Why Was This Study Done?
To date, the health consequences and public health implications of human trafficking have received little international attention, partly because not much is known about this area. So in this study, the researchers examined published studies in order to assimilate evidence and information on the prevalence of all forms of violence relating to people who have been trafficked and the prevalence of physical, mental, and sexual health problems, including HIV/AIDS, among this group.
What Did the Researchers Do and Find?
The researchers searched the published literature for suitable studies by conducting a comprehensive key word search of key databases and by contacting experts. The researchers did not exclude any type of study from their search but used stringent criteria to identify appropriate studies and then assessed the quality of identified studies by using a critical appraisal tool.
Using this process, the researchers initially identified 407 papers but only 19 were suitable for their analysis, representing 16 different studies. The majority (11) of these studies were conducted in Asia (Nepal, India, Thailand, and Cambodia), and all studies focused solely on women and girls, with all but two studies examining sexual exploitation only.

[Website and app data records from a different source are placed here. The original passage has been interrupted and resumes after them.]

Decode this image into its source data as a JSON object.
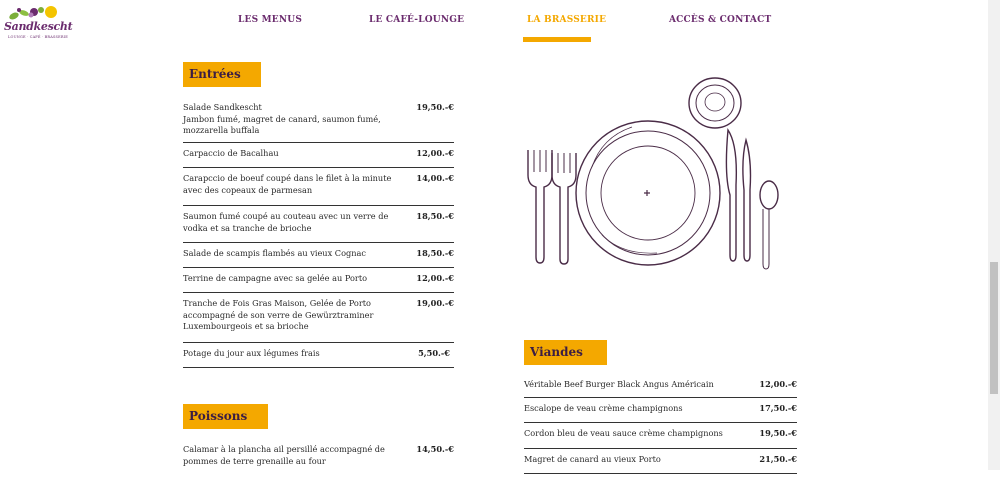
{
  "brand": {
    "name": "Sandkescht",
    "tagline": "LOUNGE · CAFÉ · BRASSERIE",
    "colors": {
      "accent": "#f4a800",
      "brand": "#6b2c6e"
    }
  },
  "nav": {
    "items": [
      {
        "label": "LES MENUS",
        "active": false
      },
      {
        "label": "LE CAFÉ-LOUNGE",
        "active": false
      },
      {
        "label": "LA BRASSERIE",
        "active": true
      },
      {
        "label": "ACCÈS & CONTACT",
        "active": false
      }
    ]
  },
  "entrees": {
    "title": "Entrées",
    "items": [
      {
        "name": "Salade Sandkescht\nJambon fumé, magret de canard, saumon fumé, mozzarella buffala",
        "price": "19,50.-€"
      },
      {
        "name": "Carpaccio de Bacalhau",
        "price": "12,00.-€"
      },
      {
        "name": "Carapccio de boeuf coupé dans le filet à la minute avec des copeaux de parmesan",
        "price": "14,00.-€"
      },
      {
        "name": "Saumon fumé coupé au couteau avec un verre de vodka et sa tranche de brioche",
        "price": "18,50.-€"
      },
      {
        "name": "Salade de scampis flambés au vieux Cognac",
        "price": "18,50.-€"
      },
      {
        "name": "Terrine de campagne avec sa gelée au Porto",
        "price": "12,00.-€"
      },
      {
        "name": "Tranche de Fois Gras Maison, Gelée de Porto accompagné de son verre de Gewürztraminer Luxembourgeois et sa brioche",
        "price": "19,00.-€"
      },
      {
        "name": "Potage du jour aux légumes frais",
        "price": "5,50.-€"
      }
    ]
  },
  "poissons": {
    "title": "Poissons",
    "items": [
      {
        "name": "Calamar à la plancha ail persillé accompagné de pommes de terre grenaille au four",
        "price": "14,50.-€"
      }
    ]
  },
  "viandes": {
    "title": "Viandes",
    "items": [
      {
        "name": "Véritable Beef Burger Black Angus Américain",
        "price": "12,00.-€"
      },
      {
        "name": "Escalope de veau crème champignons",
        "price": "17,50.-€"
      },
      {
        "name": "Cordon bleu de veau sauce crème champignons",
        "price": "19,50.-€"
      },
      {
        "name": "Magret de canard au vieux Porto",
        "price": "21,50.-€"
      }
    ]
  }
}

In their analysis of these studies, the researchers found that women and girls who had been trafficked for sexual exploitation were consistently reported to have experienced high levels of physical and sexual violence. Studies also reported a high prevalence of physical, mental, and sexual health problems among women who had been trafficked and headache, back pain, stomach pain, and memory problems were commonly reported physical health symptoms. The studies that used screening tools to identify mental distress found high levels of anxiety (48.0%–97.7%), depression (54.9%–100%), and post-traumatic stress disorder (19.5%–77.0%). Furthermore, the three studies that examined the associations between trafficking and health suggest that a longer duration of trafficking may be linked to higher levels of mental distress and increased risk of HIV infection. The few studies that examined the prevalence of HIV infection (in women accessing post-trafficking services in India and Nepal) showed a combined prevalence of 31.9%.
What Do These Findings Mean?
These findings, although limited, show that trafficking for sexual exploitation is associated with violence and a range of serious health problems. However, the key finding of this study is that evidence on trafficked people's experiences of violence and of physical, mental, and sexual health problems is extremely limited. There is an enormous gap in research on the health of trafficked men, trafficked children, and people who have been trafficked for labor exploitation. There is an urgent need for more and better information on the needs and experiences of people who have been trafficked, including evidence on effective interventions to mitigate the associated physical and psychological damage.
Please access these Web sites via the online version of this summary at http://dx.doi.org/10.1371/journal.pmed.1001224.
Humantrafficking.org is a web resource for combatting human trafficking, available in a number of languages
Stop the Traffick is an international movement campaigning to stop human trafficking, available in a number of languages
The not for sale campaign works to abolish this form of slavery